And then there is 22-year-old Olav Kooij of all-conquering Visma–Lease a Bike who has won the Clasica de Almeria, a stage of the UAE Tour, and two stages at Paris-Nice where he outlasted the veterans Mads Pedersen (Lidl-Trek), Michael Mathews (Jayco AlUla) and Sam Bennett (Decathlon AG2R La Mondiale).

Everyone this year has focused so much attention on the upcoming Tour de France and its four superstar rivals – Jonas Vingegaard, Remco Evenepoel, Primož Roglič and Tadej Pogačar – that we have overlooked the sudden plethora of sprinters that have muscled their way into prominence, especially with the coming of age of Kooij and Milan. The two showed promise last year – Kooij won four stages at the Tour of Britain and one at Paris-Nice, while Milan won a stage and the points classification at the Giro d’Italia – but both seem to have upped their game and look set to fight for more Grand Tour victories this year and perhaps even challenge Philipsen’s Tour de France supremacy.

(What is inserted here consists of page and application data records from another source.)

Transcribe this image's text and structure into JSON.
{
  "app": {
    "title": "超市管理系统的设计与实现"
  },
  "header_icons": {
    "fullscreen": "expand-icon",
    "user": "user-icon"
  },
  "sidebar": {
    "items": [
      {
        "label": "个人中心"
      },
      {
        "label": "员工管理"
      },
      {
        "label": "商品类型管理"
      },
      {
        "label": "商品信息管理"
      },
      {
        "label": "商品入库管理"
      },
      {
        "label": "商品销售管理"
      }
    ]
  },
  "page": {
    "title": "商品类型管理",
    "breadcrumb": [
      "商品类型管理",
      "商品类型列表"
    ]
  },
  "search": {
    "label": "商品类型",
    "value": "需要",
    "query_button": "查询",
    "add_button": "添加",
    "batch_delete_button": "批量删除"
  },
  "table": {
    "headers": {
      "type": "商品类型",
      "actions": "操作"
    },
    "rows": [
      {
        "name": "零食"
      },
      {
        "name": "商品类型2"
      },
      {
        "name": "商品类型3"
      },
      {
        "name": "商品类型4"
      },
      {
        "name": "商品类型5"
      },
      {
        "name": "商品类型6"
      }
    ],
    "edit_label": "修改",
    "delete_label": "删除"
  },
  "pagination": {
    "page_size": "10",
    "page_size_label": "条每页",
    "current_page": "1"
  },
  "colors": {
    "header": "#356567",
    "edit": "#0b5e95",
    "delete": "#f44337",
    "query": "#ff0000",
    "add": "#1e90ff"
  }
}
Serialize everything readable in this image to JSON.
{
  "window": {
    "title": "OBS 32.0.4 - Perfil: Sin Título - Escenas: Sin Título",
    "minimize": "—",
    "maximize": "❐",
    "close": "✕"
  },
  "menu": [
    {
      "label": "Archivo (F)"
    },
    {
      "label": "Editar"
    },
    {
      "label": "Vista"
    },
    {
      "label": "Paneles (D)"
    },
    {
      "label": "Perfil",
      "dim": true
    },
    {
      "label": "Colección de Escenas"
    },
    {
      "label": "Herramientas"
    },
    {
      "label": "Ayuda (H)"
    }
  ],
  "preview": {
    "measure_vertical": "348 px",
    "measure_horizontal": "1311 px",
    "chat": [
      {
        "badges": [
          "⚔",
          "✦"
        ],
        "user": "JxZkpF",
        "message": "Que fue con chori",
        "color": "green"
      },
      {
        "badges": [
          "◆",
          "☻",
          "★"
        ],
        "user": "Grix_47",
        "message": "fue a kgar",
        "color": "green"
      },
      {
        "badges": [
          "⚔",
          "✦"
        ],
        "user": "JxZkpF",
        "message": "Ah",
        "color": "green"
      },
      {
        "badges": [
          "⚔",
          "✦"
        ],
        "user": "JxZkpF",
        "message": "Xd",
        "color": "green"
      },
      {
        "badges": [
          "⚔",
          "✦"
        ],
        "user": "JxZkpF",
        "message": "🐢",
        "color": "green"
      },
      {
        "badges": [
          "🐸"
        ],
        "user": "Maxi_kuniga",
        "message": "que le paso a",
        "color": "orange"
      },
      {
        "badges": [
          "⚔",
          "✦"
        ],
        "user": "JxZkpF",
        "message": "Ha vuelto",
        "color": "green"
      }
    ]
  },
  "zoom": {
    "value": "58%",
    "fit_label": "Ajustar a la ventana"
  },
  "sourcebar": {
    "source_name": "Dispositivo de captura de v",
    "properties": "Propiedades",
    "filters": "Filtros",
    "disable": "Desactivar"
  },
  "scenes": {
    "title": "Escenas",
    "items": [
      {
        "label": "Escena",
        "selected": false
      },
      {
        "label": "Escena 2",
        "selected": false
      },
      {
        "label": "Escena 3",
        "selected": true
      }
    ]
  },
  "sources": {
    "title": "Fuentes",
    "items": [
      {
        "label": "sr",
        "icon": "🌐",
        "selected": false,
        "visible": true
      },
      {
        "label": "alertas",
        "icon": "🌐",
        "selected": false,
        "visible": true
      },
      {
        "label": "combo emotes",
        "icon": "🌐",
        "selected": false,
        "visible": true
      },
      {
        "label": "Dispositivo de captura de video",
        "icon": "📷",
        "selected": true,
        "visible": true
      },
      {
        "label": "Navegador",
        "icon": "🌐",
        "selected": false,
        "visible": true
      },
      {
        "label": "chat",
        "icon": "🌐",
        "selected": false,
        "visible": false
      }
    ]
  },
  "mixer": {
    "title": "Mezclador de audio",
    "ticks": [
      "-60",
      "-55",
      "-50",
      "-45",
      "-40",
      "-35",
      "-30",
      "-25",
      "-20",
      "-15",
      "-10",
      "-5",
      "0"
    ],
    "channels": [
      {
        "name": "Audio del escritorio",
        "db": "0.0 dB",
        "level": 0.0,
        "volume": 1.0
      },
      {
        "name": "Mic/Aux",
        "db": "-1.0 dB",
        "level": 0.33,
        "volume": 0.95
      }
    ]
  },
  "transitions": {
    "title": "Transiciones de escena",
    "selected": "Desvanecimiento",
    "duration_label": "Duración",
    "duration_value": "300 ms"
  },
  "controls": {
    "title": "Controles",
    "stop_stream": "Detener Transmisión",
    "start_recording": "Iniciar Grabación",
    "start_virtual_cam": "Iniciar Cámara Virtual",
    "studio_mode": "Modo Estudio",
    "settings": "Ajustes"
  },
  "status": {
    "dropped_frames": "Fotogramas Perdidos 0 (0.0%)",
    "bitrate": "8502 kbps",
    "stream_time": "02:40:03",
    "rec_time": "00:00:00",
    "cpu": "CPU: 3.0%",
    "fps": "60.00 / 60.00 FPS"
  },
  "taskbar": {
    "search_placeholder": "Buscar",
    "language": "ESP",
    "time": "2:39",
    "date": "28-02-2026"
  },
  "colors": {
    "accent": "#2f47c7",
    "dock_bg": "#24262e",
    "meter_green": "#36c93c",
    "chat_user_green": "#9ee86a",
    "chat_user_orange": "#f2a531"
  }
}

On the other hand, Merlier is a veteran who has already won a stage at both the Tour and the Giro but in the form he has so far shown, he seems to have moved up a level and could be prominent in the Grand Tour this year  – but not at the Tour where teammate Philipsen is boss. Philipsen established himself as the premier sprinter on the road by winning six Tour de France stages in 2022 and 2023, and winning the Tour’s Škoda Green Jersey last year. The 26-year-old Belgian has had a modest start to the season, winning a stage at the Tirreno-Adriatico and finishing third in Wednesday’s Nokere Koerse. But he is probably playing the long game, building himself up to be at his best at the Tour again. And he has the world’s best leadout man in Mathieu van der Poel, so he will be a very formidable opponent when that race comes around.

Add to these sprinters the prospect of the greatest of them all, Mark Cavendish (Astana Qazaqstan), trying again to win his 35th Tour de France stage and finally breaking the record for the most Tour stage wins he now shares with Eddie Merckx – and you have the recipe for some dramatic Tour de France stage finishes. But after winning a stage at the Tour Colombia, the 38-year-old Briton has had a very rough spring, failing to finish the UAE Tour due to illness, Tirreno-Adriatico – where he didn’t make a stage time cut – and the Milano-Torrino, because of a cold.

Bad things can happen on the road but before he dropped out of those three races, Cavendish never came close to finishing a stage, his 17th place in stage 5 of the UAE Tour representing his best finish outside of South America this year. Let’s hope this is just a momentary setback, and that Cavendish will be in form and part of the Tour de France sprints, which could be almost as dramatic as the yellow jersey battle this year.